It has manga-style sexiness (panty shots and boob shots) but there is nothing explicit and in fact, I found this in the Junior section at the library! It’s actually really cute at times. The two are obviously crushing on each other and, hurray, the ending was great! The story doesn’t drag out too long, though I do love slow-burn. It’s very fluffy: I mean, Yamada has a tendency to tug at Kase’s jacket to get her attention! And the support they give each other is so healthy and cute! A highly recommended series for those that like girls loving girls (or women loving women). It actually has a plot although a generic slice of life/high school theme.

The series in general has 5 books and there is a spin-off called Kase-san and Yamada which so far has 1 book. There’s translations in English and German available and there is even an OVA available to watch! 

Susan reviews Sweet Blue Flowers by Takako Shimura

Sweet Blue Flowers Vol 1 by Takako Shimura cover

Sweet Blue Flowers Volume 1 is the latest series from Takako Shimura, the creator of the excellent Wandering Son. Sweet Blue Flowers follows Fumi and Akira, former childhood friends who are reunited when Akira rescues them from gropers on the train to high school, as the girls have to reckon with their own romantic entanglements and those of their friends.

The art is incredibly cute, as you could probably expect from Takako Shimura; it’s spare but emotive, and all of the teenage characters actually look like believable teenagers! They behave like them too – the thing that I like the most about Sweet Blue Flowers is that all of the characters have realistically complicated and messy relationships for high school students. There are crushes that don’t lead anywhere! There are break-ups at the worst possible times and in the worst possible ways! There are friends trying to choose between supporting a friend who was rejected by her crush, and the friend who got asked out instead! There are miscommunications and active choices against communicating that might be frustrating in another setting, but because it’s a high school, it all makes perfect sense to me. It’s delicious in its drama and the recognisable (and surprisingly realistic for a manga) responses all of the characters have to it.

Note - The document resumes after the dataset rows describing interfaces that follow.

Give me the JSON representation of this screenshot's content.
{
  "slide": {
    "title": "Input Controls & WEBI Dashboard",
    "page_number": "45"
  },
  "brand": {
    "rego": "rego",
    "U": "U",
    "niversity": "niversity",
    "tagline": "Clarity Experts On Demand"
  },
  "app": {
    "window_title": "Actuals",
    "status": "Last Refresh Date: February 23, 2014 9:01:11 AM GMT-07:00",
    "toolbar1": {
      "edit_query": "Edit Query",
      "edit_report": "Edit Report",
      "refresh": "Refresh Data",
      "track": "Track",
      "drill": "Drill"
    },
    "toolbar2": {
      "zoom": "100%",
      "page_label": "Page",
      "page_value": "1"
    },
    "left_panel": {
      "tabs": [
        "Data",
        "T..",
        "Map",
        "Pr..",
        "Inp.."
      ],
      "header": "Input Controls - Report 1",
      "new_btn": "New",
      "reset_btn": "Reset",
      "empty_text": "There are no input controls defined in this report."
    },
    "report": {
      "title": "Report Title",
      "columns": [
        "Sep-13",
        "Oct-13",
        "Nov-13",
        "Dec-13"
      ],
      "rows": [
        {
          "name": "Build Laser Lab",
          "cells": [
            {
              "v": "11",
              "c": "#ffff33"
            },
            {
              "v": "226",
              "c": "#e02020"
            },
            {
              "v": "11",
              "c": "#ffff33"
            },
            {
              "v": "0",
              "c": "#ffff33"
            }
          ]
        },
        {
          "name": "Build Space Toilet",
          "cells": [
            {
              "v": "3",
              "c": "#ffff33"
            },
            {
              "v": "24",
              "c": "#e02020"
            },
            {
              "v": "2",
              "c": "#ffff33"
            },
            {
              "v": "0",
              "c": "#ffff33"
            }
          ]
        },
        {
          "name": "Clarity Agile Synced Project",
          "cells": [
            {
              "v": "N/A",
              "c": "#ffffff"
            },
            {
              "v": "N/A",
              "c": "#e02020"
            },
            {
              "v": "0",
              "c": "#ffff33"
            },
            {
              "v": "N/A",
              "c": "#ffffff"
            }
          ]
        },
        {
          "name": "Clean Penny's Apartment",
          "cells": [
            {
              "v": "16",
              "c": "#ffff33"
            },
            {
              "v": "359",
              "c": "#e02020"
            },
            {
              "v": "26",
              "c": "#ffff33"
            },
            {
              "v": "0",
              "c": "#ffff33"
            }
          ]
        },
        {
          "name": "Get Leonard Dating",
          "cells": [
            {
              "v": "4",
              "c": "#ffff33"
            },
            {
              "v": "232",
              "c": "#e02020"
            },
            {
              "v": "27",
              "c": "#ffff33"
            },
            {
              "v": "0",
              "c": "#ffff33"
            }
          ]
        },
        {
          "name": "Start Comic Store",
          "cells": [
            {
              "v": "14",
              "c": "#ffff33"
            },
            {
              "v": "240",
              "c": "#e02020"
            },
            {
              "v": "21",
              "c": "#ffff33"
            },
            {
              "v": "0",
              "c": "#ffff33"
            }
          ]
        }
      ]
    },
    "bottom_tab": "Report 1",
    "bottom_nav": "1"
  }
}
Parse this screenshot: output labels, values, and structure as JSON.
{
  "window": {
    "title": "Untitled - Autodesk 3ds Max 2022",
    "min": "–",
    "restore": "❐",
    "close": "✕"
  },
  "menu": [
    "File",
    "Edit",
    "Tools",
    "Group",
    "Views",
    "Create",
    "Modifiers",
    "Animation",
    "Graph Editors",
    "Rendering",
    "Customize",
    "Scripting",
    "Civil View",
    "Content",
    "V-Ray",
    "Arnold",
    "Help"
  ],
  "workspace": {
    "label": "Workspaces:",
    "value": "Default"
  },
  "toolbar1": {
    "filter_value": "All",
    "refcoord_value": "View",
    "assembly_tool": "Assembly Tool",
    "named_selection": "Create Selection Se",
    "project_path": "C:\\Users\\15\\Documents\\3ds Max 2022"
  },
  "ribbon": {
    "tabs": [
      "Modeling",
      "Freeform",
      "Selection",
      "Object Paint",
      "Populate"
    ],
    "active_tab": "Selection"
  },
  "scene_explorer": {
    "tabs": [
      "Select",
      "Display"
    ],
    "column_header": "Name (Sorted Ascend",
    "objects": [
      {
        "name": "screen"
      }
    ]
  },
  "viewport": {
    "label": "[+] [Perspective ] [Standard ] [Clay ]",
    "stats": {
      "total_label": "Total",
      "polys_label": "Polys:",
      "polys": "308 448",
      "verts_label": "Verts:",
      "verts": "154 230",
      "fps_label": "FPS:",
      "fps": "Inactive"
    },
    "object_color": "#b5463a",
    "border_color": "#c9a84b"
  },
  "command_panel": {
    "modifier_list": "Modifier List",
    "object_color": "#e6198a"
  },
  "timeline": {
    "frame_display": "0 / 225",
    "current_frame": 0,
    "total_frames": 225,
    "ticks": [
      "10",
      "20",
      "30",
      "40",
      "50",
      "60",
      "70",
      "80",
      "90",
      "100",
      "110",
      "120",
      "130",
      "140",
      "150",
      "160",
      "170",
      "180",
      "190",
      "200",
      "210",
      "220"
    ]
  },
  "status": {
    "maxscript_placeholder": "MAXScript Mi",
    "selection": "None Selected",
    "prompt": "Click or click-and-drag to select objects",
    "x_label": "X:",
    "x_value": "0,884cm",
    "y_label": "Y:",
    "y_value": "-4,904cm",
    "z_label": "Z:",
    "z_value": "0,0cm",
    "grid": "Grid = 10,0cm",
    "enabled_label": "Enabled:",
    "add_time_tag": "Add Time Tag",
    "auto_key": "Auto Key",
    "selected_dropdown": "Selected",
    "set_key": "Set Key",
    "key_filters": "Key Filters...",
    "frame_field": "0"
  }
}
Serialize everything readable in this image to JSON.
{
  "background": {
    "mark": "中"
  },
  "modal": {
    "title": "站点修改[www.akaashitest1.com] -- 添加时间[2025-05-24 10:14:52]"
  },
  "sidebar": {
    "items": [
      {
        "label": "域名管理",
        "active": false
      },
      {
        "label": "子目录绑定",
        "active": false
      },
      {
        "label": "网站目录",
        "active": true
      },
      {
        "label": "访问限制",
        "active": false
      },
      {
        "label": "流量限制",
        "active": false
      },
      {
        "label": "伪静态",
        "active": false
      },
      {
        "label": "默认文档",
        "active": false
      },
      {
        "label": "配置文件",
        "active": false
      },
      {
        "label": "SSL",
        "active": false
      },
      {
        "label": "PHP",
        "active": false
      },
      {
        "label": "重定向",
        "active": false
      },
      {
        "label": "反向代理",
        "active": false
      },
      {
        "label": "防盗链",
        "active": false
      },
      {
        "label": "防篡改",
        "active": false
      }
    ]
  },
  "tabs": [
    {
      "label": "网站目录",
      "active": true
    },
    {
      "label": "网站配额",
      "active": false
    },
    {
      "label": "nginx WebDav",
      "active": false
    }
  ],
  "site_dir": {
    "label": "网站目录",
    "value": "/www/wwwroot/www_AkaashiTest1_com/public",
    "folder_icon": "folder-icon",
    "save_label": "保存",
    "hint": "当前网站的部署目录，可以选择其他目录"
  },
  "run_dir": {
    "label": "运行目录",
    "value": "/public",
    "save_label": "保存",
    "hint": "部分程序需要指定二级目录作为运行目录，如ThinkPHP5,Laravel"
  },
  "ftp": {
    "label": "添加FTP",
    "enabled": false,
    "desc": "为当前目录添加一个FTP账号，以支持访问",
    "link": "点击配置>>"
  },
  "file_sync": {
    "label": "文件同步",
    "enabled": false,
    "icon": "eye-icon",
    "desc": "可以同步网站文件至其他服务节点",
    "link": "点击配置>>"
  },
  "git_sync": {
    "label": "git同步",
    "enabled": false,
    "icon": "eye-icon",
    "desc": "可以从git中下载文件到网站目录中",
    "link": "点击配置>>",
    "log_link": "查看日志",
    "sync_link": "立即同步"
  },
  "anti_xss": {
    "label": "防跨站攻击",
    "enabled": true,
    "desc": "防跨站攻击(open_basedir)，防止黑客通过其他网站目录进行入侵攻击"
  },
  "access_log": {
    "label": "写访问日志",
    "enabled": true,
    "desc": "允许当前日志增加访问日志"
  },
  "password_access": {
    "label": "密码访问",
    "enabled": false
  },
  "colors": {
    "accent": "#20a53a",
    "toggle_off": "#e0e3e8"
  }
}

It’s also possibly the first manga I’ve seen where there’s actual coming out scenes to someone who isn’t the inevitable love interest! I liked the different reactions to people coming out – Akira’s immediate response to Fumi coming out is to ask how she can support her and what she needs, which is the purest and sweetest thing in the entire manga, especially because when Fumi tells her, she actually goes through with it! I absolutely need more friendships like that in my media. And the flip side is that when Fumi’s girlfriend comes out to her family (and by extension, outs Fumi), their reaction is to treat it as a joke, or ask invasive questions. Both of them are believable, and neither of them are a thing that I’ve seen represented in manga before despite experiencing both in real life!

My only concerns about representation is whether Yasuko’s character is going to play into biphobic stereotypes in the future for reasons that are entirely spoilery (I’m happy to give details in the comments!), and whether the feelings these girls have get dismissed as pashes or pretend relationships. I have faith in Takako Shimura that they won’t do either of these things, because their depictions of queer characters are generally kind! I am hoping that there is an accounting for Fumi’s crush on her cousin, and how many of her tangled feelings about her queerness are because of that relationship.

In conclusion: I really recommend Sweet Blue Flowers. It’s cute and emotional, and is a marginally more realistic depiction of teenage romantic drama than I expect from manga!

[CW: sexual harrassment from strangers on trains, mentions of emotional incest, outing]

Susan is a library assistant who uses her insider access to keep her shelves and to-read list permanently overflowing. She can usually be found writing for Hugo-winning media blog Lady Business or bringing the tweets and shouting on twitter.